households or communities to ensure their basic needs and to benefit from social and
economic rights in a sustainable and dignified equals right to regain their happiness.
As a conclusion, we can say that our right to seek the happiness is a valid legal
option. The pursuit of happiness is a goal difficult to achieve in the postmodern
years era in which humanity suffers from insufficient livelihoods, hunger and
inhuman aggression. As such, the right to accept the existence of a road to
happiness represents a road paved with man`s fundamental rights and obligations,
whose scroll requires effort and sacrifice, shaping justice in the spirit of the rule of

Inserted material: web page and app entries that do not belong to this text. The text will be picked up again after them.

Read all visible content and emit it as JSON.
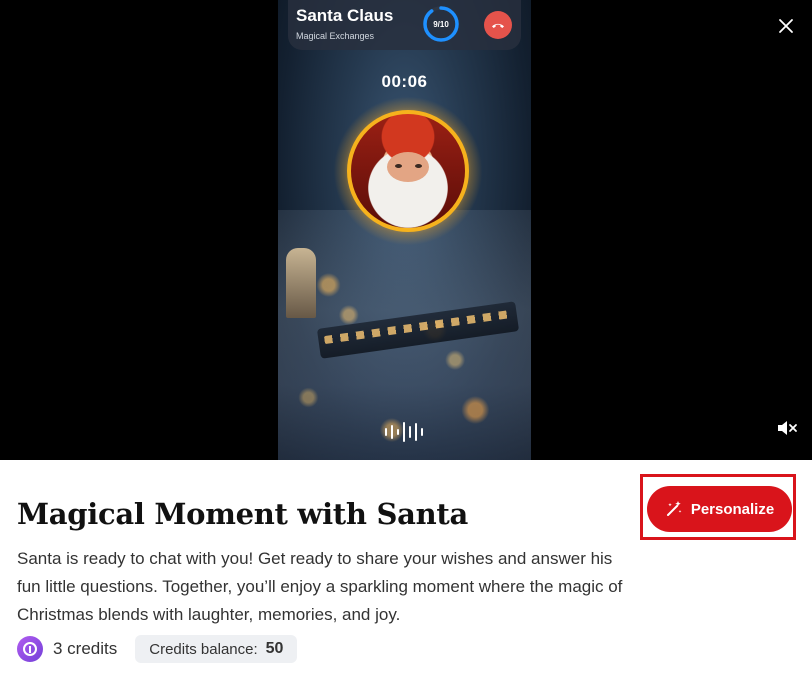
{
  "video": {
    "caller_name": "Santa Claus",
    "caller_subtitle": "Magical Exchanges",
    "progress_label": "9/10",
    "progress_fraction": 0.9,
    "timer": "00:06",
    "icons": {
      "hangup": "phone-hangup-icon",
      "close": "close-icon",
      "mute": "volume-mute-icon",
      "voice": "sound-wave-icon"
    }
  },
  "details": {
    "title": "Magical Moment with Santa",
    "description": "Santa is ready to chat with you! Get ready to share your wishes and answer his fun little questions. Together, you’ll enjoy a sparkling moment where the magic of Christmas blends with laughter, memories, and joy.",
    "credits_label": "3 credits",
    "balance_label": "Credits balance:",
    "balance_value": "50"
  },
  "actions": {
    "personalize_label": "Personalize"
  },
  "colors": {
    "accent_red": "#d9141b",
    "hangup_red": "#e5534b",
    "ring_blue": "#1e90ff",
    "credits_purple": "#8e4ce6"
  }
}
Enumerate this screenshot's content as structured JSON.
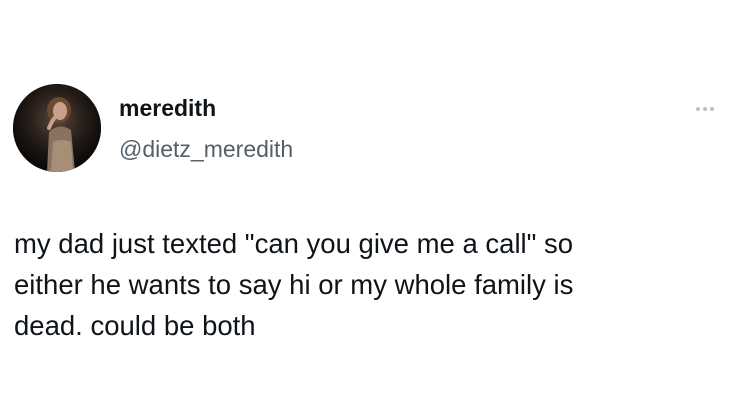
{
  "author": {
    "display_name": "meredith",
    "handle": "@dietz_meredith",
    "avatar_icon": "profile-photo"
  },
  "menu": {
    "icon": "more-options-icon"
  },
  "tweet": {
    "lines": [
      "my dad just texted \"can you give me a call\" so",
      "either he wants to say hi or my whole family is",
      "dead. could be both"
    ]
  }
}
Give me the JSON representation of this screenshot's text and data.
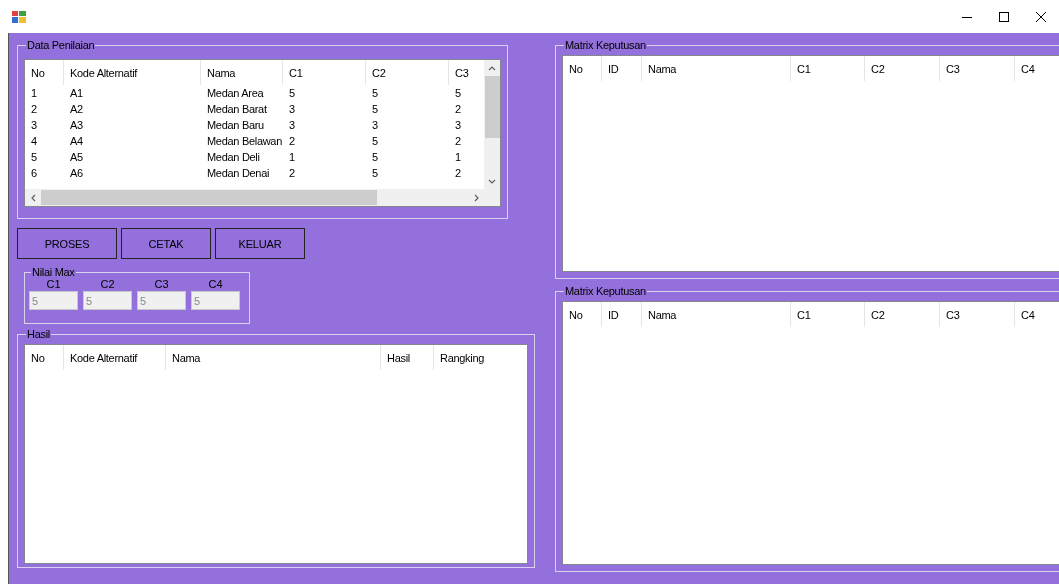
{
  "data_penilaian": {
    "title": "Data Penilaian",
    "columns": [
      "No",
      "Kode Alternatif",
      "Nama",
      "C1",
      "C2",
      "C3"
    ],
    "rows": [
      [
        "1",
        "A1",
        "Medan Area",
        "5",
        "5",
        "5"
      ],
      [
        "2",
        "A2",
        "Medan Barat",
        "3",
        "5",
        "2"
      ],
      [
        "3",
        "A3",
        "Medan Baru",
        "3",
        "3",
        "3"
      ],
      [
        "4",
        "A4",
        "Medan Belawan",
        "2",
        "5",
        "2"
      ],
      [
        "5",
        "A5",
        "Medan Deli",
        "1",
        "5",
        "1"
      ],
      [
        "6",
        "A6",
        "Medan Denai",
        "2",
        "5",
        "2"
      ]
    ]
  },
  "buttons": [
    "PROSES",
    "CETAK",
    "KELUAR"
  ],
  "nilai_max": {
    "title": "Nilai Max",
    "fields": [
      {
        "label": "C1",
        "value": "5",
        "disabled": true
      },
      {
        "label": "C2",
        "value": "5",
        "disabled": true
      },
      {
        "label": "C3",
        "value": "5",
        "disabled": true
      },
      {
        "label": "C4",
        "value": "5",
        "disabled": true
      }
    ]
  },
  "hasil": {
    "title": "Hasil",
    "columns": [
      "No",
      "Kode Alternatif",
      "Nama",
      "Hasil",
      "Rangking"
    ]
  },
  "matrix_tables": [
    {
      "title": "Matrix Keputusan",
      "columns": [
        "No",
        "ID",
        "Nama",
        "C1",
        "C2",
        "C3",
        "C4"
      ]
    },
    {
      "title": "Matrix Keputusan",
      "columns": [
        "No",
        "ID",
        "Nama",
        "C1",
        "C2",
        "C3",
        "C4"
      ]
    }
  ]
}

law to guarantee the defense of the rights, freedoms and obligations of man.
1. Beccaria, C., Despre infraciuni Оi pedepse, Humanitas, Bucureşti, 2007, p. 41 şi urm.
2. Berlin, I., Cinci eseuri despre libertate Оi alte scrieri, Humanitas, Bucureşti, 2010,
p. 74.
3. Lawhead, W.F., Basic Human Rights, The philosophical journey: An interactive
aproach, The McGraw-Hill Companies, 2011.
4. Odin, N. A., Despre constituii Оi drepturile fundamentale ale cetenilor, Curentul
juridic, Year IX, NR. 3-4 (26-27), 2006.
5. Rawls, J., O teorie a dreptii, Editura Universitii „Alexandru Ioan Cuza", Iaşi,
2012, p. 477.
6. Russel, B., Idealurile politice. Puterea, Bucureşti, 2002, p.61 şi urm.
7. Locke, J., Al doilea tratat despre cârmuire. Scrisoare despre toleran, Nemira,
Bucureşti, 1999, p. 68.
8. Panîru, T., Dreptul de a cuta fericirea, în Revista de Drept Public nr. 1/2015,
pp. 26-35.
9. Pencak, W., The Declaration of Independence: Changing Interpretations and a
New Hypothesis, 57 Pa. Hist. 232 (1990), p. 477
10. Vida, I., Vida, I.C, Teoria General a Dreptului, Universul Juridic, Bucureşti,
2016, p. 35 şi urm.
11. Viola, F., Personal Identity in the Human Rights Perspective, p. 108 în Peczenik,
A., Karlsson, M. M. (eds.), Law, Justice and the State: Essays on justice and rights,
Volumul 1, no. 58/1995, Franz Steiner Verlag, Stuttgart.